Problem description ▸
Within the material below, how many lines carry the word "screenshot"? State only the number.

***

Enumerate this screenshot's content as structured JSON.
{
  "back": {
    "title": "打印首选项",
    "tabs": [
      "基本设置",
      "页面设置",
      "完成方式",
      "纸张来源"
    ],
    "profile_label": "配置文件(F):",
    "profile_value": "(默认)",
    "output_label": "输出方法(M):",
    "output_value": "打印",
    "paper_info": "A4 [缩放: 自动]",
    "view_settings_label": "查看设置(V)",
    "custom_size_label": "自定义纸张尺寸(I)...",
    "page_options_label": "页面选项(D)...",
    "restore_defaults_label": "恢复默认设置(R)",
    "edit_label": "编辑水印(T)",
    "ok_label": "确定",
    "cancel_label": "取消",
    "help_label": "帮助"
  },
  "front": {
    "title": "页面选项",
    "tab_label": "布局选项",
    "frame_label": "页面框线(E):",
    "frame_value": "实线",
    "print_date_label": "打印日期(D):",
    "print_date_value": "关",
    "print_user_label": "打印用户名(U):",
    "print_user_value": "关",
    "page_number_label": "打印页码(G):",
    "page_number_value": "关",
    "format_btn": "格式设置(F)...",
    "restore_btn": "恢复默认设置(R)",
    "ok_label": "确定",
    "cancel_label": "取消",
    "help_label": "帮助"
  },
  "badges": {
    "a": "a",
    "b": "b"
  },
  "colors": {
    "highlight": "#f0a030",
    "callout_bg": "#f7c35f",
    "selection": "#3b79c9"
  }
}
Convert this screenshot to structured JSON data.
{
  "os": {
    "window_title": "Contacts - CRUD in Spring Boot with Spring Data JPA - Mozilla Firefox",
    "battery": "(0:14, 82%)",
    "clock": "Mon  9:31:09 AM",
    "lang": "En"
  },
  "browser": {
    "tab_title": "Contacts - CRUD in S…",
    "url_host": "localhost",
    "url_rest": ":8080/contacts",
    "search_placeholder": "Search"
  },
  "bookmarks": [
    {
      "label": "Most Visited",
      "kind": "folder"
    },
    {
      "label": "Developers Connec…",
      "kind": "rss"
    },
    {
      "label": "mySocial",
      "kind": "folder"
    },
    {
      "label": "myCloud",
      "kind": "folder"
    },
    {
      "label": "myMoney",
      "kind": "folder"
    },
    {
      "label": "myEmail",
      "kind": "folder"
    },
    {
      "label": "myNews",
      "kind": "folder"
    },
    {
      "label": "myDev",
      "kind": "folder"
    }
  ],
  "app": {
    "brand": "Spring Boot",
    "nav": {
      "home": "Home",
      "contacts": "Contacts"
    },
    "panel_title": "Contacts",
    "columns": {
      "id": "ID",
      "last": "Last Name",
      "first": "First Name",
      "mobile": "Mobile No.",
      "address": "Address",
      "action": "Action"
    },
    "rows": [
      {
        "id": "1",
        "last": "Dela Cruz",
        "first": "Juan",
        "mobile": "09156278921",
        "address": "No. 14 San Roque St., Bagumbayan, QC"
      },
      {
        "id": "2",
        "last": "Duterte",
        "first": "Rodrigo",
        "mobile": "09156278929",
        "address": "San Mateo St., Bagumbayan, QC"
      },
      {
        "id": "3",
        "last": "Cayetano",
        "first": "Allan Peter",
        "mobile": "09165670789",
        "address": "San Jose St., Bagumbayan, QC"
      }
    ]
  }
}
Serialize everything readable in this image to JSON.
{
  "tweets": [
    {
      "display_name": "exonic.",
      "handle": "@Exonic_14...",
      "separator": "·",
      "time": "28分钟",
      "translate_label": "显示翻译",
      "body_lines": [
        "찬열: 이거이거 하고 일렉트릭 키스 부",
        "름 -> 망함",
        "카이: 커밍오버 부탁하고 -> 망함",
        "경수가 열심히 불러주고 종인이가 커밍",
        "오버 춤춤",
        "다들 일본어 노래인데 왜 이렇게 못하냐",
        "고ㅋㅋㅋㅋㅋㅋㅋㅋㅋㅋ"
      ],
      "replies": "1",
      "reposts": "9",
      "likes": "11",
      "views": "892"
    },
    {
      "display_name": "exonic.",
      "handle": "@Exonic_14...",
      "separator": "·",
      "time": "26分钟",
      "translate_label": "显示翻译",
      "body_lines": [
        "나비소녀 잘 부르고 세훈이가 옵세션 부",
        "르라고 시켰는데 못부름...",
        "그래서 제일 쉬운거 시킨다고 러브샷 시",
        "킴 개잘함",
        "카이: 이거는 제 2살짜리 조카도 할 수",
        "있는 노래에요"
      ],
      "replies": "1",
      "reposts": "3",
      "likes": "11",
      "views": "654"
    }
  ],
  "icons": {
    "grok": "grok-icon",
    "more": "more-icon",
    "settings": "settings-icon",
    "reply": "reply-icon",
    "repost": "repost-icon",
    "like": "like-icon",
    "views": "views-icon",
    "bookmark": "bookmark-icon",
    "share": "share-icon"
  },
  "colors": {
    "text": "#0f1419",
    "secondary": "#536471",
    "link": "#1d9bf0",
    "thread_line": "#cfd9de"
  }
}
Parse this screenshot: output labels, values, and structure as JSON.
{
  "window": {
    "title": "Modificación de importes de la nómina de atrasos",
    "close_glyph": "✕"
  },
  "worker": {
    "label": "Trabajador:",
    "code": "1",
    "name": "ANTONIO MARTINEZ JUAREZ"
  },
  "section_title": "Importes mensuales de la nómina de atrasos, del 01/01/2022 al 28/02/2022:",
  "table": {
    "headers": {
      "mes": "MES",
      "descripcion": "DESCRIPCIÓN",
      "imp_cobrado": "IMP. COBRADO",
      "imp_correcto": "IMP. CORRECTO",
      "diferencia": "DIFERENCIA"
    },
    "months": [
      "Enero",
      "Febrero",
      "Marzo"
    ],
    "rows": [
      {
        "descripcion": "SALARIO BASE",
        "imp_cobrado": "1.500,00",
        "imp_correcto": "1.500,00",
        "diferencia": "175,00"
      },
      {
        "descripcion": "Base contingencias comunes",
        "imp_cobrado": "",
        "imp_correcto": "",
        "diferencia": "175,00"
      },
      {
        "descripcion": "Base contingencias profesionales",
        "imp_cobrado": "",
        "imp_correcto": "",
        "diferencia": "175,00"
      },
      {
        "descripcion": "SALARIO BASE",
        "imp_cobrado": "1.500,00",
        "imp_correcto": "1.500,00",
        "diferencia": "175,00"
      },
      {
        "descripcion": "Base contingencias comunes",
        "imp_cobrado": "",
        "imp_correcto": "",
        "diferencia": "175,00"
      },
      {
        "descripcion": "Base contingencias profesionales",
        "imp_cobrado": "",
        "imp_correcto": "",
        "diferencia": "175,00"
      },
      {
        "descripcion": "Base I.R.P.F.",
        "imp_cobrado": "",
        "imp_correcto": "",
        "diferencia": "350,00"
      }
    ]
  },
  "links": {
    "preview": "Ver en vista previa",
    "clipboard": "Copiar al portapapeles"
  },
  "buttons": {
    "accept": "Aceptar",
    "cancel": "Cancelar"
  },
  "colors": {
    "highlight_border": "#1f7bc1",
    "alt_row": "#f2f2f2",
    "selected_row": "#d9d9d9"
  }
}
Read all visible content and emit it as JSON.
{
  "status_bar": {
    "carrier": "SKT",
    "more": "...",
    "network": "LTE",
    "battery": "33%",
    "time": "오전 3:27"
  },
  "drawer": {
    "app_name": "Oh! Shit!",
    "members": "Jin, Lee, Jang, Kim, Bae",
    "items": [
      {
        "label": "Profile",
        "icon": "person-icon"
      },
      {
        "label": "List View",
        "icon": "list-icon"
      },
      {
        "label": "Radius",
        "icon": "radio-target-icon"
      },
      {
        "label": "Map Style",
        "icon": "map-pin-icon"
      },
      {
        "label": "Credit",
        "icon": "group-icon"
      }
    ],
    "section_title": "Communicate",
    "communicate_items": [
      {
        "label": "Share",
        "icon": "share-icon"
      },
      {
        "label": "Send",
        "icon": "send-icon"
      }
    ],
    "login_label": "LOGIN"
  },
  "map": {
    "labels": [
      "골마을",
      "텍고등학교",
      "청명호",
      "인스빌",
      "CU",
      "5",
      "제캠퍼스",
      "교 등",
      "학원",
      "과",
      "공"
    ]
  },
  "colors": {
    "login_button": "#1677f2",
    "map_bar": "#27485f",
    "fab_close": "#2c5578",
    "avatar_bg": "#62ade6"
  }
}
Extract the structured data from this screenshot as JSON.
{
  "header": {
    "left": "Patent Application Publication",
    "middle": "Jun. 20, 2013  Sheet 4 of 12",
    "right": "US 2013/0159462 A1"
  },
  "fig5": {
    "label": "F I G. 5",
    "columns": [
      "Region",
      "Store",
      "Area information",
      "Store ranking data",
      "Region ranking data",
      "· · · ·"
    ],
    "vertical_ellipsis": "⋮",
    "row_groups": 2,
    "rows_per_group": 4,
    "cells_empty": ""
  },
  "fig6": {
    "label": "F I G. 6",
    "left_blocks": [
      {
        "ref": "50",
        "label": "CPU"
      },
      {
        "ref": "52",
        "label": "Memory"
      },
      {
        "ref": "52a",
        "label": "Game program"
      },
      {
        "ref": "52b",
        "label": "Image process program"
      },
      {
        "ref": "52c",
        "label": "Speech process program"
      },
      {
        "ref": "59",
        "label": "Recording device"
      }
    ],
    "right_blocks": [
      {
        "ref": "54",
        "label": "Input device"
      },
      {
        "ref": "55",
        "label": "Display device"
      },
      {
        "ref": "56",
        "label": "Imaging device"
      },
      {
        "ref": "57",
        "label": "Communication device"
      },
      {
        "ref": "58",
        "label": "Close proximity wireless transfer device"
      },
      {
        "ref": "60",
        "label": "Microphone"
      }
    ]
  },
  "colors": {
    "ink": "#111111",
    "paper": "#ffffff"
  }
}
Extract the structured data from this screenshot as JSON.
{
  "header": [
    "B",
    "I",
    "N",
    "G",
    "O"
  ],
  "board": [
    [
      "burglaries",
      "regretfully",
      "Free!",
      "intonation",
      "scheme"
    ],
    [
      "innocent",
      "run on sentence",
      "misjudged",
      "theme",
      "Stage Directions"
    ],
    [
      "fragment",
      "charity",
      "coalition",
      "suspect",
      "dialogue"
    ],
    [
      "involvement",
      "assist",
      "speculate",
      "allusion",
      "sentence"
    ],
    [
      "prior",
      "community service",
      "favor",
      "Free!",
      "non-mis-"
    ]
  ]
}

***

Task response ▸
5